Balaklava thus questions and potentially revises the terms of ‘women’s work’.[1] The traditional forms of women’s industry are invoked in the object: knitting, the borrowing or appropriation of existing images, the production of functional rather than conceptual material. These are juxtaposed against both the modernist exemplars of ‘women’s work’ (Riley) and its repressed or silenced embodiments: the terrorist, the woman for whom violence is ‘work’.

The balaclava needs the human head to give it shape and meaning, and is open to variations of size, gender, and individual form. In a similar way the meaning of the work becomes moulded by the prior associations of the viewer. Trockel’s interest in the balaclava was triggered by the Baader-Meinhof terrorist campaigns in Germany of the late 1960s and 1970s, which aimed to liberate the country from capitalism, with its perceived American cultural and economic imperialism. The balaclava continues to serve as protection—preserving anonymity. Here, the lack of a mouth-opening may signal the terrorist’s inability to speak in the face of perceived oppression. But Trockel’s art is not didactic. It is instead profoundly ambiguous and open-ended, posing questions, rather than providing definitive answers.

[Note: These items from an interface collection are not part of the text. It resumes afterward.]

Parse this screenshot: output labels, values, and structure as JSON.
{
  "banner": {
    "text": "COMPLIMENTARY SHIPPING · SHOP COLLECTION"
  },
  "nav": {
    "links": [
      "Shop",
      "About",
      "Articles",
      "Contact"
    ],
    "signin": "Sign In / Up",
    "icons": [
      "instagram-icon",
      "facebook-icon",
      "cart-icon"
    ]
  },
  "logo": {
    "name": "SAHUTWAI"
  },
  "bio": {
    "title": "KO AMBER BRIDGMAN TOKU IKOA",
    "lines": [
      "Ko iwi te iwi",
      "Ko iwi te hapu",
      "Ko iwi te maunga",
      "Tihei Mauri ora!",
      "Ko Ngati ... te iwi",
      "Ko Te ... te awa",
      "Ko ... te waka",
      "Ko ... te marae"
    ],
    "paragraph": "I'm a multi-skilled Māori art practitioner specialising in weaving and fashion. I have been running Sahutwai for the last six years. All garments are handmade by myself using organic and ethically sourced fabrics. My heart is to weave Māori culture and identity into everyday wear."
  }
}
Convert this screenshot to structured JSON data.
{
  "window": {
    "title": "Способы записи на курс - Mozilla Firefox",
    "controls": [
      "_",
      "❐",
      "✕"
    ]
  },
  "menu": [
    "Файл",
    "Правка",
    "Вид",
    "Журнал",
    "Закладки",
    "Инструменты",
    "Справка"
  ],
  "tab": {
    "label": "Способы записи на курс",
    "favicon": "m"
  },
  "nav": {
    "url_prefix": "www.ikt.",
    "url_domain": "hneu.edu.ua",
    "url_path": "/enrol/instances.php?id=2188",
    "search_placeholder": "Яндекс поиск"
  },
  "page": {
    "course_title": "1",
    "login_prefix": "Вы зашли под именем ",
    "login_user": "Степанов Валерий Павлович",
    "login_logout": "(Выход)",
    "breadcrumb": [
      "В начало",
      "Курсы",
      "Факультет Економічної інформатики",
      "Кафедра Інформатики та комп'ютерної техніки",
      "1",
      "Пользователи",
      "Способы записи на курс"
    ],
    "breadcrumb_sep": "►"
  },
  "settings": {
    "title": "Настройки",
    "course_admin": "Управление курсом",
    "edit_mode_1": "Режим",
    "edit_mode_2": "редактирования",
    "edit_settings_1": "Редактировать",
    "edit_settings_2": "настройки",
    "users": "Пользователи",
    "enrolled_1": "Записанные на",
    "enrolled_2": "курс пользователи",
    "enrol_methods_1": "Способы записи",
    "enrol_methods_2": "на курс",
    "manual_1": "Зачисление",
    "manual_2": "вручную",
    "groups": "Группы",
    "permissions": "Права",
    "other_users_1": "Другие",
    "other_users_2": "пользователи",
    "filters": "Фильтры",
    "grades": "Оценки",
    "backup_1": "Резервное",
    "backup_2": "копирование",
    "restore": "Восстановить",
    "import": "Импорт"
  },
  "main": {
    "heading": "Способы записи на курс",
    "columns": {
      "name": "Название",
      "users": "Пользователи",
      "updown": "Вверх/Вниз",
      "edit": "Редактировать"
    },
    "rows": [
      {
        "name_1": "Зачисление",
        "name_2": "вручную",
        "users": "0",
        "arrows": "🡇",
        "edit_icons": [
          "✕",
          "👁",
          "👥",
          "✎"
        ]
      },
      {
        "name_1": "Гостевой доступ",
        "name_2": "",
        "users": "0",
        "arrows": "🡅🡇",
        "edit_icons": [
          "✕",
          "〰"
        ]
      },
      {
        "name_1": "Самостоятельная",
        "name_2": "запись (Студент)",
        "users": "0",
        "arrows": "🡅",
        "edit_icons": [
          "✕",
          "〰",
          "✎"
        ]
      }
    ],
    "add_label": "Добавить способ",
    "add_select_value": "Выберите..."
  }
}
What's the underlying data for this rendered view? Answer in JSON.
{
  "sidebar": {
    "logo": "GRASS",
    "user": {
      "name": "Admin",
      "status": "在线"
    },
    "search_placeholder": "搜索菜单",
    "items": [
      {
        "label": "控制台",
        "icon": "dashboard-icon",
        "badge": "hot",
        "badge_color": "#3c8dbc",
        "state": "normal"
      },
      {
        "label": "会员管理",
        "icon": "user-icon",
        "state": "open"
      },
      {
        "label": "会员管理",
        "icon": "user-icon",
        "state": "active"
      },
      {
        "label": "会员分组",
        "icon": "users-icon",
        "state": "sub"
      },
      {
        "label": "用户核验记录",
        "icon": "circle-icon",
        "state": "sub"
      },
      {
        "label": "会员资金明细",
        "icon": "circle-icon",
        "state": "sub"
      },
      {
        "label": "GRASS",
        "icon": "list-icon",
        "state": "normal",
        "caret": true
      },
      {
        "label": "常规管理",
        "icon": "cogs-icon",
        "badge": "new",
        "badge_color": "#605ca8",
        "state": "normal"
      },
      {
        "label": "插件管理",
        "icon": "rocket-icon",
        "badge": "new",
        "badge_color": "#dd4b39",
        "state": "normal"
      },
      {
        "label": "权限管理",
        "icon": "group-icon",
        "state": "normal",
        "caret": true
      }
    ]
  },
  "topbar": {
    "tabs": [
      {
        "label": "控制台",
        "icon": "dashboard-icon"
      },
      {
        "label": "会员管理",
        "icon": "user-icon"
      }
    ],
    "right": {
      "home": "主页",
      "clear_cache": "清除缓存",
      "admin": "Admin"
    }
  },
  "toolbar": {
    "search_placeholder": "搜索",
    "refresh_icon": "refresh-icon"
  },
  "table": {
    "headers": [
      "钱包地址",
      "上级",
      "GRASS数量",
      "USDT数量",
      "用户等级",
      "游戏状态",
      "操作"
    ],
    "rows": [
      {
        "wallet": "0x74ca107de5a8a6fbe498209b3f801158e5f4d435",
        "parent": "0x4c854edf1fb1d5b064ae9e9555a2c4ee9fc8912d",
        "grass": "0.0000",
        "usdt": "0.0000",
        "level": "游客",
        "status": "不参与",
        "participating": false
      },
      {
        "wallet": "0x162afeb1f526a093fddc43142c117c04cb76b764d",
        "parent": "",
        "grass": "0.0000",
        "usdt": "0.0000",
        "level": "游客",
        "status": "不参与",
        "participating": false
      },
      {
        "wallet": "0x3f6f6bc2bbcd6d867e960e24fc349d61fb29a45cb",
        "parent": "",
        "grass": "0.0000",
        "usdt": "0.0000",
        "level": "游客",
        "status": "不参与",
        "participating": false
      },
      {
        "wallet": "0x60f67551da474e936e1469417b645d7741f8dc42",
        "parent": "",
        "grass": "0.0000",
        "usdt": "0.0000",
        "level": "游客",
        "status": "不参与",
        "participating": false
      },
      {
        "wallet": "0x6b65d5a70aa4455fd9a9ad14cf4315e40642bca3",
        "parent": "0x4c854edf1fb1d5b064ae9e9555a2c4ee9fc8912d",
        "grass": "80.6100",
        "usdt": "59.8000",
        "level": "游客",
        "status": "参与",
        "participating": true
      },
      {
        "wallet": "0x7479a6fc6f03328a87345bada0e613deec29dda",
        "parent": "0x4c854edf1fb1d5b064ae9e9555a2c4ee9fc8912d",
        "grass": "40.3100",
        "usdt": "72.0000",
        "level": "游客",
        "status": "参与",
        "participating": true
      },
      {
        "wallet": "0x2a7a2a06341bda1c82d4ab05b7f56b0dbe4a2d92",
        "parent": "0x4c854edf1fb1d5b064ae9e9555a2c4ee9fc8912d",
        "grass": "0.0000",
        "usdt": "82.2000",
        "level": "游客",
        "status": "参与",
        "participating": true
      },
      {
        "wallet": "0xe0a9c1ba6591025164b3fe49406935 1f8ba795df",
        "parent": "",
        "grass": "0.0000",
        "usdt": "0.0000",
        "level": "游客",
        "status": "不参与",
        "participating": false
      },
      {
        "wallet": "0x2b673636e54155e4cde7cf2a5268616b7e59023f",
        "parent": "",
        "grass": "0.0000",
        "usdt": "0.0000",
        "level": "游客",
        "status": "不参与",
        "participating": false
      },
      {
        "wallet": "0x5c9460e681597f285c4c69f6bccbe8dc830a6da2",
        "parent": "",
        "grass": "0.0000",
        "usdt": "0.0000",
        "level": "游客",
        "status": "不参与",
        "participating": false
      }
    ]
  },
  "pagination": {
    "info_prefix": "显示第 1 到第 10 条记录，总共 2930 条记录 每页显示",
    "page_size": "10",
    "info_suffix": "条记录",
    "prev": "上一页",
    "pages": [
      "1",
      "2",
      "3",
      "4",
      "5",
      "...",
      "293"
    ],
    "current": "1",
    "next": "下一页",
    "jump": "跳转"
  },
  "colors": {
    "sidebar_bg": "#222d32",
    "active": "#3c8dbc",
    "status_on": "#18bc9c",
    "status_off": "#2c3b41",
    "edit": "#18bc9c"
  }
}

Adapted from an unpublished manuscript by Shaune Lakin[2]

then Curator,
International Painting and Sculpture
National Gallery of Australia, Canberra


[1] See Elizabeth Sussman, ‘The body’s inventory—the exotic and mundane in Rosemarie Trockel’s art,’ in Sidra Stich ed, Rosemarie Trockel, Prestel, Munich, 1991, pp 27–36, esp pp 34–35

[2] ‘Rosemary Trockel: Balaklava’, in ‘European Painting and Sculpture in the National Gallery of Australia’, 2004, unpublished ms; adapted by Christine Dixon and Krysia Kitch 2009

Text © National Gallery of Australia, Canberra 2010
From: National Gallery of Australia exhibition SoftSculpture (reference )